The subject of animal testing by the pharmaceutical industry is a contentious one. While no one could reasonably dispute the countless advances that in vivo testing has made possible, the potential ethical ramifications are still hotly debated. Nevertheless, Pharmacokinetic (PK) and Toxicokinetic (TK) studies rely heavily on animal models.
Yet despite their ubiquity in drug development, animal models are not always reliable predictors of either a new product’s efficacy or any potential health risks it may present. Countless drugs that seemed effective during preclinical trials and did not cause adverse side effects in animal cohorts later proved to be ineffective or even dangerous to human subjects.
Anatomical, physiological, and metabolic differences between species accounts for this. Furthermore, certain disorders which affect both non-human and human animals can manifest different symptoms and follow different pathways, depending on the species.
Even when differences in biomarkers are taken into account, it can be hard to predict how closely human reactions to a drug will mirror the animal model’s, if at all. When PK and TK studies fail to identify potential toxicity, the results can be disastrous. Human subjects are put at risk, and the drug may need to be reformulated from scratch.
Given the potential costs of such a setback, the suboptimal role animal models play in accurately predicting human toxicity, and increasing regulations regarding the welfare of lab animals, it is small wonder all eyes are on emerging alternatives to in vivo testing.
Chemosynthetic liver technology remains in development, but has the potential to transform how we study toxicology.
In 2014, Dr. Mukund Chorghade impressed the 247th National Meeting & Exposition of the American Chemical Society (ACS) by presenting on the so-called “chemosynthetic liver” he has developed for metabolic profiling. Instead of using animal subjects to test the breakdown of drugs, his in vitro technology utilizes catalysts that mimic enzymes found in the human body.
By delivering comparable metabolites as animal models but on a quicker timeline and with a more comprehensive metabolic profile, this technology has the potential to improve the safety of clinical trials while simultaneously reducing the time and financial investment of drug development.
While this “chemosynthetic” technology remains proprietary at present, its development signals a possible sea change in the way the pharmaceutical industry approaches toxicology. If there are safer, more affordable, and more accurate testing methods, why not develop them?

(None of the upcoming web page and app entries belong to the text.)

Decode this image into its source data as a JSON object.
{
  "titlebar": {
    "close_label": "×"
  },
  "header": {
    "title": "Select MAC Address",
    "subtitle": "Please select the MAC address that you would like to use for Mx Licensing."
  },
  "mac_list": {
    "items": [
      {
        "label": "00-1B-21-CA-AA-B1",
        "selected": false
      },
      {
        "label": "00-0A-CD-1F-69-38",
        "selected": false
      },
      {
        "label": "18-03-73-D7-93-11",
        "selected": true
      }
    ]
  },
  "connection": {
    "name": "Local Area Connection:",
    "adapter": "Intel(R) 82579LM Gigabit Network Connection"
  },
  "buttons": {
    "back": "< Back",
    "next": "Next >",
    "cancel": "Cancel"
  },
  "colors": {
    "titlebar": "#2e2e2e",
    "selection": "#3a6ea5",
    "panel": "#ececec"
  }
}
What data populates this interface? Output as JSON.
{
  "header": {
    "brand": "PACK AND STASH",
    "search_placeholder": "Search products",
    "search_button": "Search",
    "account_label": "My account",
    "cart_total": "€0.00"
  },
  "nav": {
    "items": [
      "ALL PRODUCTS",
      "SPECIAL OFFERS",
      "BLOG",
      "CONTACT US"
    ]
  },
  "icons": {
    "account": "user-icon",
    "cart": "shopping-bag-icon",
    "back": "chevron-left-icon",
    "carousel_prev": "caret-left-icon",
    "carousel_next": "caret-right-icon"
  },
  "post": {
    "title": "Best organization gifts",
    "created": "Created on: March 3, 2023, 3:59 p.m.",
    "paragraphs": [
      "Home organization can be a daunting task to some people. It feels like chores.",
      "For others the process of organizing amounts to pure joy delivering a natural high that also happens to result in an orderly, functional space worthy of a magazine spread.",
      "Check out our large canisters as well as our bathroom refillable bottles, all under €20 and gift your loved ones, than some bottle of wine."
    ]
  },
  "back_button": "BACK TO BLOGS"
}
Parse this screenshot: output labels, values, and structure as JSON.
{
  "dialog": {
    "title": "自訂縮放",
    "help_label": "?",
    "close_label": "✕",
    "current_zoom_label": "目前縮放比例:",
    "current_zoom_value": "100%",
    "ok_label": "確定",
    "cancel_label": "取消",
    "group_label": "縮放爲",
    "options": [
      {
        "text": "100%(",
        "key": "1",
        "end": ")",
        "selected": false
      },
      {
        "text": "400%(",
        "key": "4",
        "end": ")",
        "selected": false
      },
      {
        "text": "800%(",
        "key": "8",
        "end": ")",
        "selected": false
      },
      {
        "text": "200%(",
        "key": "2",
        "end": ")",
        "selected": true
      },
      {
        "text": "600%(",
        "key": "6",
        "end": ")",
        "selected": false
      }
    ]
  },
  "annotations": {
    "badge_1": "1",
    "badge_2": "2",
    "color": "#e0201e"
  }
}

Another recent in vitro advance challenges toxicological assumptions.
Preliminary toxicity testing has long been conducted in vitro, but invariably as an initial phase before stepping up to animal models. Several recent studies point to the possibility of dispensing with in vivo preclinical trials altogether, instead relying on dependable and repeatable in vitro solutions.
While in vitro studies once employed simple mammalian cells or cultured bacteria, dedicated scientists are now creating far more complex research models. One international research team recently developed a co-culture model that successfully mimicked the human intestine in both healthy and diseased states.
In vitro intestine models are nothing new, but rarely with such complexity of cell models. The depth and breadth of data yielded by the study begs the question if developing more complex in vitro models might one day replace animal studies altogether.
“In Silico” modeling provides another window into toxicology research.
Computational modeling has been used in drug discovery and development since the inception of the technology, but generally as a compliment to in vivo testing and not as a replacement. “Pathway-based predictive approaches for non-animal assessment of acute inhalation toxicity,” a paper published Volume 52 of Toxicology in Vitro, did just that, relying solely on in silico and in vitro trials.
The authors of the study overtly state that their reason for using computational modeling instead of animal models stemmed from the fact that the results of animal testing can not always be accurately or consistently extrapolated to human subjects. For this particular trial, advances in technology and computational biology provided far more reliable data that traditional in vivo testing could have.
This study is a harbinger of where the industry is directed. The global toxicology testing services market was recently valued at over six billion dollars, and the ongoing development of predictive toxicological testing technologies plays a substantial role in that evaluation. If a drug could be safely brought to market without animal testing the financial savings would be incalculable.
For the time being, animal models will continue to play an essential role in the pharmaceutical industry. As new technologies emerge and old in vitro methods are updated and refined, however, that time may grow short.